The Taste of D.C., the largest Mid-Atlantic culinary festival, came back for another taste this year on Oct. 12 and 13.

In its third year, the two-day culinary event delighted foodies with access to more than 70 of the District’s very best and up-and-coming restaurants and breweries, along with live music.

There were also eating contests, including Ben’s Chili Bowl World Chili Eating Championship and BGR The Burger Joint’s first Burger Eating Competition as well as live food demonstrations.

The festival took over five blocks along Pennsylvania Avenue between 9th and 14th streets and drew a crowd of 50,000 people, despite the gray backdrop and occasional sputtering of rain drops.

**Photo Credit Erin Robertson

**Photo Credit Erin Robertson

The festival drew many first-timers, including Satya Malladi, a 4-year D.C. resident.

“I’m here to taste all different beers that D.C. has to offer and try different foods.  This is my first Taste of D.C. event, so I’m all excited about it,” he said sipping on a dark German beer purchased from the festival’s beer garden.

Although the food offerings such as half-sized chili dogs from Ben’s Chili Bowl, chipotle cheddar grilled cheese sandwiches from Big Cheese and pumpkin ice cream sandwiches made fresh at Captain Cookie & the Milkman were mostly under $10, some festival-goers eyes and stomachs were bigger than their wallets.

“The food is good, but I thought there would be more free taste tests. I didn’t know everything was going to be paid, but they’re featuring a lot of good restaurants,” said Niki McElroy of Laurel MD.

However, Molly Guntli of Bethesda, Md. and her friends got quite a bargain with a Living Social deal; a $30 ticket included $25 in drinks and admission. General admission tickets were regularly $10. Taste also catered to those affected by the government shutdown with a furlough special, buy one get one free tickets with valid government I.D.

The Taste of D.C. organizers covered their bases, so that food could be enjoyed by all.

“They’re excited that there’s vegetarian food here other than typical vegetarian (options),” said Suzanne Simon, co-founder/owner of Chaya, a pop-up restaurant that sources local and sells travel-inspired vegetarian tacos with rustic Mexican undertones.

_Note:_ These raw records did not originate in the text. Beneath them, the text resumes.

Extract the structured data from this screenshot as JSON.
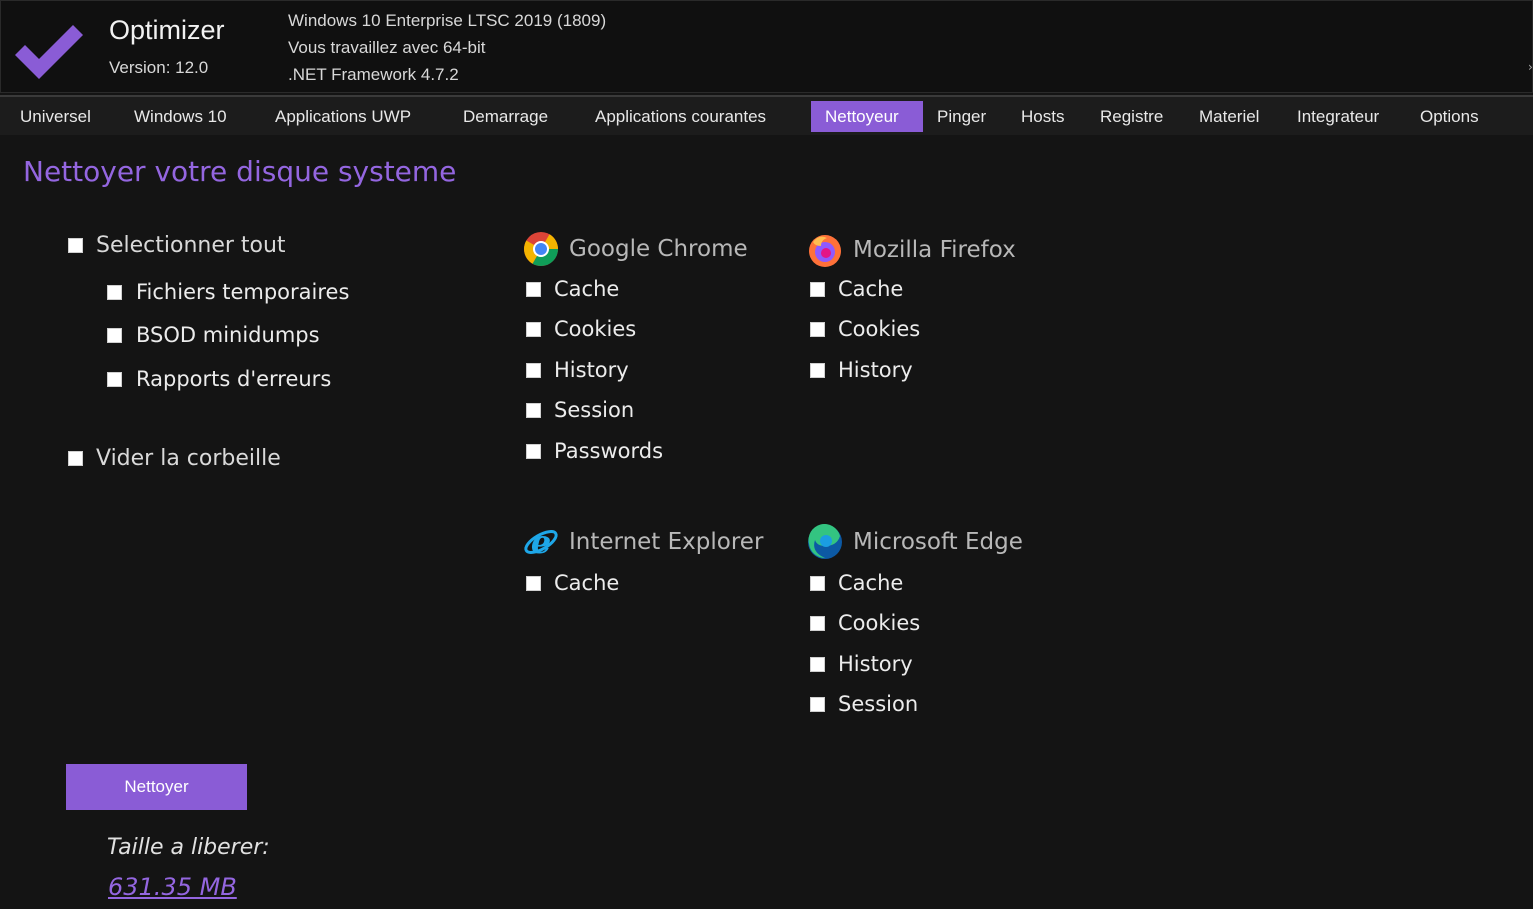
{
  "app": {
    "title": "Optimizer",
    "version": "Version: 12.0",
    "sysinfo": [
      "Windows 10 Enterprise LTSC 2019 (1809)",
      "Vous travaillez avec 64-bit",
      ".NET Framework 4.7.2"
    ],
    "accent_color": "#8a5cd6"
  },
  "tabs": [
    {
      "label": "Universel"
    },
    {
      "label": "Windows 10"
    },
    {
      "label": "Applications UWP"
    },
    {
      "label": "Demarrage"
    },
    {
      "label": "Applications courantes"
    },
    {
      "label": "Nettoyeur",
      "active": true
    },
    {
      "label": "Pinger"
    },
    {
      "label": "Hosts"
    },
    {
      "label": "Registre"
    },
    {
      "label": "Materiel"
    },
    {
      "label": "Integrateur"
    },
    {
      "label": "Options"
    }
  ],
  "cleaner": {
    "title": "Nettoyer votre disque systeme",
    "select_all": "Selectionner tout",
    "system_items": [
      "Fichiers temporaires",
      "BSOD minidumps",
      "Rapports d'erreurs"
    ],
    "empty_recycle_bin": "Vider la corbeille",
    "browsers": {
      "chrome": {
        "name": "Google Chrome",
        "icon": "chrome-icon",
        "items": [
          "Cache",
          "Cookies",
          "History",
          "Session",
          "Passwords"
        ]
      },
      "firefox": {
        "name": "Mozilla Firefox",
        "icon": "firefox-icon",
        "items": [
          "Cache",
          "Cookies",
          "History"
        ]
      },
      "ie": {
        "name": "Internet Explorer",
        "icon": "internet-explorer-icon",
        "items": [
          "Cache"
        ]
      },
      "edge": {
        "name": "Microsoft Edge",
        "icon": "edge-icon",
        "items": [
          "Cache",
          "Cookies",
          "History",
          "Session"
        ]
      }
    },
    "clean_button": "Nettoyer",
    "free_space_label": "Taille a liberer:",
    "free_space_value": "631.35 MB"
  }
}
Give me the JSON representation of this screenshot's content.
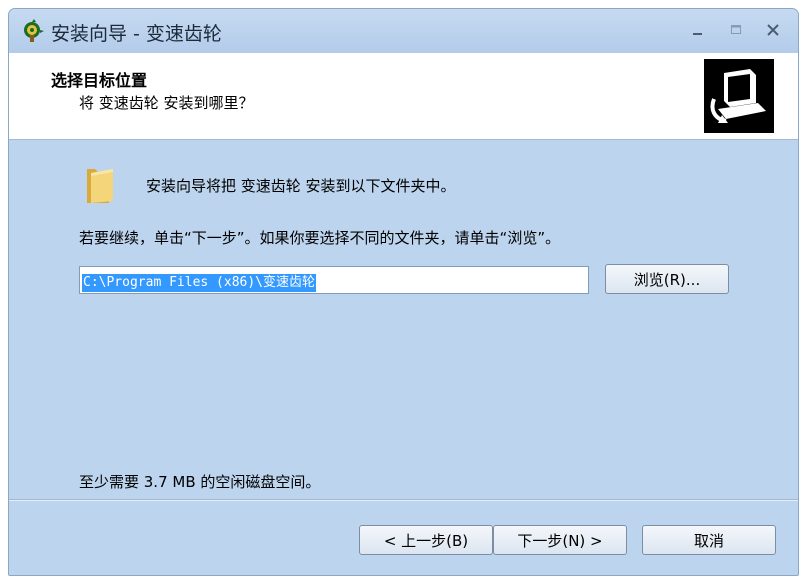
{
  "window": {
    "title": "安装向导 - 变速齿轮",
    "controls": {
      "minimize_icon": "minimize-icon",
      "maximize_icon": "maximize-icon",
      "close_icon": "close-icon"
    }
  },
  "header": {
    "title": "选择目标位置",
    "subtitle": "将 变速齿轮 安装到哪里？"
  },
  "content": {
    "description": "安装向导将把 变速齿轮 安装到以下文件夹中。",
    "instruction": "若要继续，单击“下一步”。如果你要选择不同的文件夹，请单击“浏览”。",
    "path_value": "C:\\Program Files (x86)\\变速齿轮",
    "browse_label": "浏览(R)...",
    "disk_space_text": "至少需要 3.7 MB 的空闲磁盘空间。"
  },
  "footer": {
    "back_label": "< 上一步(B)",
    "next_label": "下一步(N) >",
    "cancel_label": "取消"
  },
  "colors": {
    "window_bg": "#bcd4ee",
    "selection": "#3399ff"
  }
}
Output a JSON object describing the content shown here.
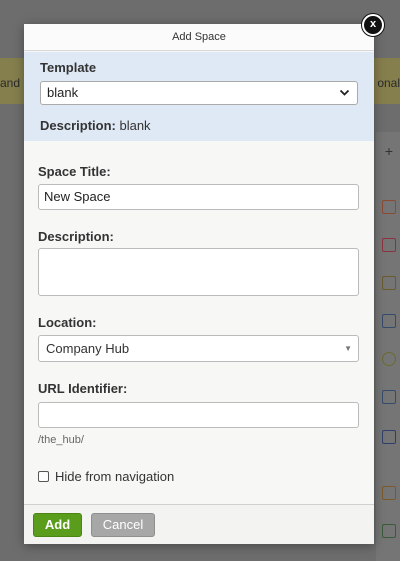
{
  "background": {
    "banner_left_text": "and",
    "banner_right_text": "onal",
    "sidebar_plus": "+"
  },
  "modal": {
    "title": "Add Space",
    "close_label": "x",
    "template": {
      "label": "Template",
      "selected": "blank",
      "description_label": "Description:",
      "description_value": "blank"
    },
    "space_title": {
      "label": "Space Title:",
      "value": "New Space"
    },
    "description": {
      "label": "Description:",
      "value": ""
    },
    "location": {
      "label": "Location:",
      "selected": "Company Hub"
    },
    "url_identifier": {
      "label": "URL Identifier:",
      "value": "",
      "hint": "/the_hub/"
    },
    "hide_from_navigation": {
      "label": "Hide from navigation",
      "checked": false
    },
    "buttons": {
      "add": "Add",
      "cancel": "Cancel"
    }
  },
  "colors": {
    "accent_green": "#5a9c1c",
    "template_panel": "#dfe9f5",
    "cancel_gray": "#a7a7a7"
  }
}
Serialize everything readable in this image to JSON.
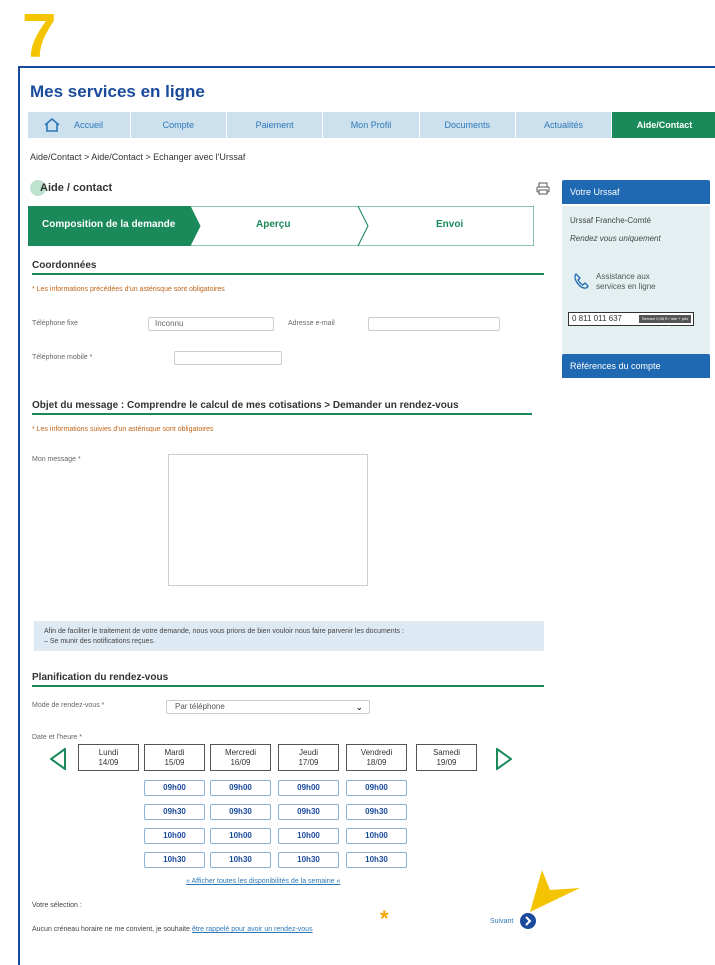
{
  "step_number": "7",
  "app_title": "Mes services en ligne",
  "nav": {
    "items": [
      "Accueil",
      "Compte",
      "Paiement",
      "Mon Profil",
      "Documents",
      "Actualités",
      "Aide/Contact"
    ],
    "active": "Aide/Contact"
  },
  "breadcrumb": "Aide/Contact > Aide/Contact > Echanger avec l'Urssaf",
  "page_title": "Aide / contact",
  "steps": [
    "Composition de la demande",
    "Aperçu",
    "Envoi"
  ],
  "coordonnees": {
    "title": "Coordonnées",
    "required_note": "* Les informations précédées d'un astérisque sont obligatoires",
    "fixed_phone_label": "Téléphone fixe",
    "fixed_phone_value": "Inconnu",
    "email_label": "Adresse e-mail",
    "mobile_label": "Téléphone mobile *"
  },
  "objet": {
    "title": "Objet du message : Comprendre le calcul de mes cotisations > Demander un rendez-vous",
    "required_note": "* Les informations suivies d'un astérisque sont obligatoires",
    "message_label": "Mon message *"
  },
  "info": {
    "line1": "Afin de faciliter le traitement de votre demande, nous vous prions de bien vouloir nous faire parvenir les documents :",
    "line2": "– Se munir des notifications reçues."
  },
  "planning": {
    "title": "Planification du rendez-vous",
    "mode_label": "Mode de rendez-vous *",
    "mode_value": "Par téléphone",
    "date_label": "Date et l'heure *",
    "days": [
      {
        "name": "Lundi",
        "date": "14/09"
      },
      {
        "name": "Mardi",
        "date": "15/09"
      },
      {
        "name": "Mercredi",
        "date": "16/09"
      },
      {
        "name": "Jeudi",
        "date": "17/09"
      },
      {
        "name": "Vendredi",
        "date": "18/09"
      },
      {
        "name": "Samedi",
        "date": "19/09"
      }
    ],
    "slots": [
      "09h00",
      "09h30",
      "10h00",
      "10h30"
    ],
    "show_all_link": "» Afficher toutes les disponibilités de la semaine «",
    "selection_label": "Votre sélection :",
    "no_slot_text": "Aucun créneau horaire ne me convient, je souhaite",
    "no_slot_link": "être rappelé pour avoir un rendez-vous",
    "next_label": "Suivant"
  },
  "sidebar": {
    "urssaf_title": "Votre Urssaf",
    "region": "Urssaf Franche-Comté",
    "note": "Rendez vous uniquement",
    "assistance_line1": "Assistance aux",
    "assistance_line2": "services en ligne",
    "phone": "0 811 011 637",
    "phone_tag": "Service 0,06 € / min + prix appel",
    "references_title": "Références du compte"
  },
  "colors": {
    "brand_blue": "#1a4a9c",
    "green": "#1a8a5a",
    "highlight": "#f5c400"
  }
}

**Photo Credit Erin Robertson

**Photo Credit Erin Robertson

Daiya, an alternative cheese company, appealed to festival-goers with lactose and soy intolerance and fans of free things by passing out samples of their newest offerings, including three flavors of their specially formulated cheeses and cream cheeses.

“We always like to introduce our product to someone new. It’s great for anyone who has allergies or is looking for a healthier option,” said Jocelyn Chan, a Daiya representative.

**Photo Credit Erin Robertson

**Photo Credit Erin Robertson

At the festival, there was also a corporate presence with kiosks featuring Fiat, Car 2 Go, and Power Home & Modeling Group, among others. But they had their work cut out for them attempting to distract foodies from their lust.

“People obviously are not coming here just to talk about windows, siding, and roofing. They’re coming here to taste the food and drink wine and so we have to grab their attention,” said Davvid Saidman representing vendor, Power Home & Modeling Group.

Prompted by flowing libations and mega-hits like, “Blurred Lines” by Robin Thicke and “Ignition Remix” by R. Kelly played by a cover band, spirited festival-goers danced carefree in front of the 11th Street music stage.

**Photo Credit Erin Robertson

**Photo Credit Erin Robertson

“We want this to be the event that people circle on their calendars because there’s nothing like bringing people together with food, music, and libations and really just having a wonderful time on one of the most beautiful streets in America,” said Matt DiVincenzo, Taste of D.C. organizer and senior at American University’s Kogod School of Business.